Get the latest updates as we post them — right on your browser

. Last Updated: 07/27/2016

U.S. Finds Sheikh in Exile Guilty

NEW YORK -- A U.S. federal jury has found Egyptian cleric Sheikh Omar Abdel-Rahman and nine others guilty of plotting to blow up the World Trade Center, bomb the United Nations headquarters, kill Egypt's president and destroy vital highway tunnels in New York.

The guilty verdicts in the wide-ranging conspiracy case came Sunday, the seventh day of deliberations by the 12 members of the anonymous jury.

The blind militant Moslem cleric, who with the others was found guilty of seditious conspiracy and other crimes, faces life in prison when he is sentenced in January.

Also among the defendants was El Sayyid Nosair, who was found guilty of the 1990 murder of radical Rabbi Meir Kahane in New York. Nosair, who earlier had been cleared of state murder charges, also faces the possibility of life in prison.

The other defendants face up to 20 years in prison on the top count of sedition against the U.S. government.

Prosecutors said the deadly plot began with the Kahane killing and, under Abdel-Rahman's direction, grew to include plans to bomb the World Trade Center, the UN and the Lincoln and Holland tunnels in New York, and plans to assassinate Egyptian President Hosni Mubarak and U.S. political leaders.

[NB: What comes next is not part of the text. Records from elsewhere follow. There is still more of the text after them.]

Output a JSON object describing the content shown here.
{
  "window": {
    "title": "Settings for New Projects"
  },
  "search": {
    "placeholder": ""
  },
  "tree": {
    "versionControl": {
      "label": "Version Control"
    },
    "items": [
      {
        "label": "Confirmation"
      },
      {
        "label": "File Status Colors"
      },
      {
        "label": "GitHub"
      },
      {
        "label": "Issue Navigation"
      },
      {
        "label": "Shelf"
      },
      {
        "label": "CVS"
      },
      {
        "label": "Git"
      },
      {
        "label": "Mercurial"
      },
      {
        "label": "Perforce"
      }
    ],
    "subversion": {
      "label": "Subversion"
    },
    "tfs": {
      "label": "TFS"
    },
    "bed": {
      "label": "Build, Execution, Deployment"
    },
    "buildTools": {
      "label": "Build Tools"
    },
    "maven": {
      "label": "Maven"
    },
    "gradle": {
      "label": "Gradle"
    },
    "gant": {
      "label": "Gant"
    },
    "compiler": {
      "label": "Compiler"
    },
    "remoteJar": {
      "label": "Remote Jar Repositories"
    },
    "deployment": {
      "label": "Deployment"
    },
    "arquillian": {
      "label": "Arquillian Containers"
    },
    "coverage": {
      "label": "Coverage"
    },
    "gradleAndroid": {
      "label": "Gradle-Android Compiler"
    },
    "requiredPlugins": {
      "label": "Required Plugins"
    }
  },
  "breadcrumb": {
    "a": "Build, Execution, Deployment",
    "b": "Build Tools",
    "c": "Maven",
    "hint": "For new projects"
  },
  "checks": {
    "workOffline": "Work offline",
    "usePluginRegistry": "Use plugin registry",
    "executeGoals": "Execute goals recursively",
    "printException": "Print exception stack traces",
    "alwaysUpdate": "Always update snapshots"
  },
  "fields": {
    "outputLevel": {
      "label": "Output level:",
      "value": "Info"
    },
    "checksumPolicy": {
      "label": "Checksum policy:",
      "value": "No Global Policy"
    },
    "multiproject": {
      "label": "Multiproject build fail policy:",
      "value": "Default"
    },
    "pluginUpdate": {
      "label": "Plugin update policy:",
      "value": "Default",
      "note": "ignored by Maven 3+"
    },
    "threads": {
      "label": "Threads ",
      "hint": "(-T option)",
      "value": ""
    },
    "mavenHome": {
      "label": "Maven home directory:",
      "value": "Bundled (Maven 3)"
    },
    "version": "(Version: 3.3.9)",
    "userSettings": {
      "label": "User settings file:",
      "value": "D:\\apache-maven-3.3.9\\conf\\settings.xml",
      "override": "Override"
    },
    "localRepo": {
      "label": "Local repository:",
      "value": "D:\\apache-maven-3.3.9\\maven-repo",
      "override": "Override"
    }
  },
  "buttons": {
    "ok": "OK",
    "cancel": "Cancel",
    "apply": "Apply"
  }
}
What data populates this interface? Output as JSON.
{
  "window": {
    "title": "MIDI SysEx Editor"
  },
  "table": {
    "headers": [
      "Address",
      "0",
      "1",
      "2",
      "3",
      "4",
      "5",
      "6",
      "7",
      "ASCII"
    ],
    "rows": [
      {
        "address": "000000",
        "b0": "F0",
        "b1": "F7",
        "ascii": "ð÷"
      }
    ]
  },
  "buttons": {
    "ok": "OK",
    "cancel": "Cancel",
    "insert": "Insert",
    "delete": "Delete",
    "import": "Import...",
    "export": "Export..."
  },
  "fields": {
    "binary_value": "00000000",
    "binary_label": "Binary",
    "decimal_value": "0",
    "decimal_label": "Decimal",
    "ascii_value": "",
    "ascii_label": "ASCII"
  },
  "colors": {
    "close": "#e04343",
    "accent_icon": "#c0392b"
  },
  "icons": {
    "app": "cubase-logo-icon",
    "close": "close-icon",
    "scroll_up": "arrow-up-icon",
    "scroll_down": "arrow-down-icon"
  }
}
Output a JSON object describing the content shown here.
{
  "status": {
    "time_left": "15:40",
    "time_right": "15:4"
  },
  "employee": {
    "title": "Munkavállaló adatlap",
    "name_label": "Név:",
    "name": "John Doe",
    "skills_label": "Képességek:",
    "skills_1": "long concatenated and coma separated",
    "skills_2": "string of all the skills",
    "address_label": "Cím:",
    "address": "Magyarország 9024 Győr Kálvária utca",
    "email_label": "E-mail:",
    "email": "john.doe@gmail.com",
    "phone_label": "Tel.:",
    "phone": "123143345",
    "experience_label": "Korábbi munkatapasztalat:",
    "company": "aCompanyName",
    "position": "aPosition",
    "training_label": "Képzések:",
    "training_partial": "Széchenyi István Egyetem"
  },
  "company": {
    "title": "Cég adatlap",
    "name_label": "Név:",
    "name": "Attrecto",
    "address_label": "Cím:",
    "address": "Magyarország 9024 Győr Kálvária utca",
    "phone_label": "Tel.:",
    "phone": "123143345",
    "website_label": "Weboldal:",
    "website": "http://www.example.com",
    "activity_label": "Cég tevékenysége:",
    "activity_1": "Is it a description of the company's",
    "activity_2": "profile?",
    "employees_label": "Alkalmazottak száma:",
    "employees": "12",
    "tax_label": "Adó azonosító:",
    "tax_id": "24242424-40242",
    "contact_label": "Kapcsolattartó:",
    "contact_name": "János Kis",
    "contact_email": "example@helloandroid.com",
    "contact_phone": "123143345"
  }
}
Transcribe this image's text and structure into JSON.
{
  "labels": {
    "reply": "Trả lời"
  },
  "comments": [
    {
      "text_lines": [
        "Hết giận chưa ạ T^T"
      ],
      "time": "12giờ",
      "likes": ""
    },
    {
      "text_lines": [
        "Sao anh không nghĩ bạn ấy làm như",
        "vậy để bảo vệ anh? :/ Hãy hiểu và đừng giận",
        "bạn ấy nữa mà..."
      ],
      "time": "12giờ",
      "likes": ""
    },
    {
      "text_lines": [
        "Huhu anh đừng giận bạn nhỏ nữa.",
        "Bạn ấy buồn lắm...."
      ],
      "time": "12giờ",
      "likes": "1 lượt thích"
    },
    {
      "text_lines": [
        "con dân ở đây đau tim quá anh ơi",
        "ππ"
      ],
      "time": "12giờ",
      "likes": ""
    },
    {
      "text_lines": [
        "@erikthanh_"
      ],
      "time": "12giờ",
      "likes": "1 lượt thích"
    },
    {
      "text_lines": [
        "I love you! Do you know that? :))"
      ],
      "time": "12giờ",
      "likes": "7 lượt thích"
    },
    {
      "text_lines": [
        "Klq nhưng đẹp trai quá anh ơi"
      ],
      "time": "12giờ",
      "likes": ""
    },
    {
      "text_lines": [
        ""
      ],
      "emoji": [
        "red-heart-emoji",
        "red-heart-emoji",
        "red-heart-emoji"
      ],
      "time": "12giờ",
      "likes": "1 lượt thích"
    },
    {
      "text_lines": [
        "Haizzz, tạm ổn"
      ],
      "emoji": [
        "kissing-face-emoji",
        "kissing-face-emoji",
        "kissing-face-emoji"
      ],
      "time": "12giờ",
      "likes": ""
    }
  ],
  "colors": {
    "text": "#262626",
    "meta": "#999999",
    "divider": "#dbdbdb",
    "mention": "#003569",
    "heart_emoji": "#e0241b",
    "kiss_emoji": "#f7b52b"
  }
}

In response to the verdicts, the sheikh said through his attorney, Abdeen Jabara: "Anyone who has chosen this path in life has to take this in equanimity. I'm not going to be the first one to be imprisoned because of my religious beliefs, and I won't be the last one. We will persevere and continue to be a servant of God."

Outside the courthouse, a phalanx of police officers assembled. Helicopters hovered overhead. Authorities said they were concerned about possible retaliation, especially during Pope John Paul II's visit later in the week and the 50th anniversary celebration of the UN later this month.

Airport operators and air carriers -- which already tightened security in August -- were ordered to adopt even more stringent security measures.

Transportation Secretary Federico Pena did not explicitly refer to the verdicts in asking carriers to review and tighten security measures, saying the decision was based on "a general threat against all U.S. interests at home and abroad."

Some 200 witnesses testified in the case and the jury heard hundreds of hours of secretly recorded conversations between informant Emad Salem, the government's chief witness, and several of the defendants. Under the charge of sedition, the defendants were convicted of conspiring to wage a war of urban terrorism against the United States. Other charges included attempted bombing and attempted murder.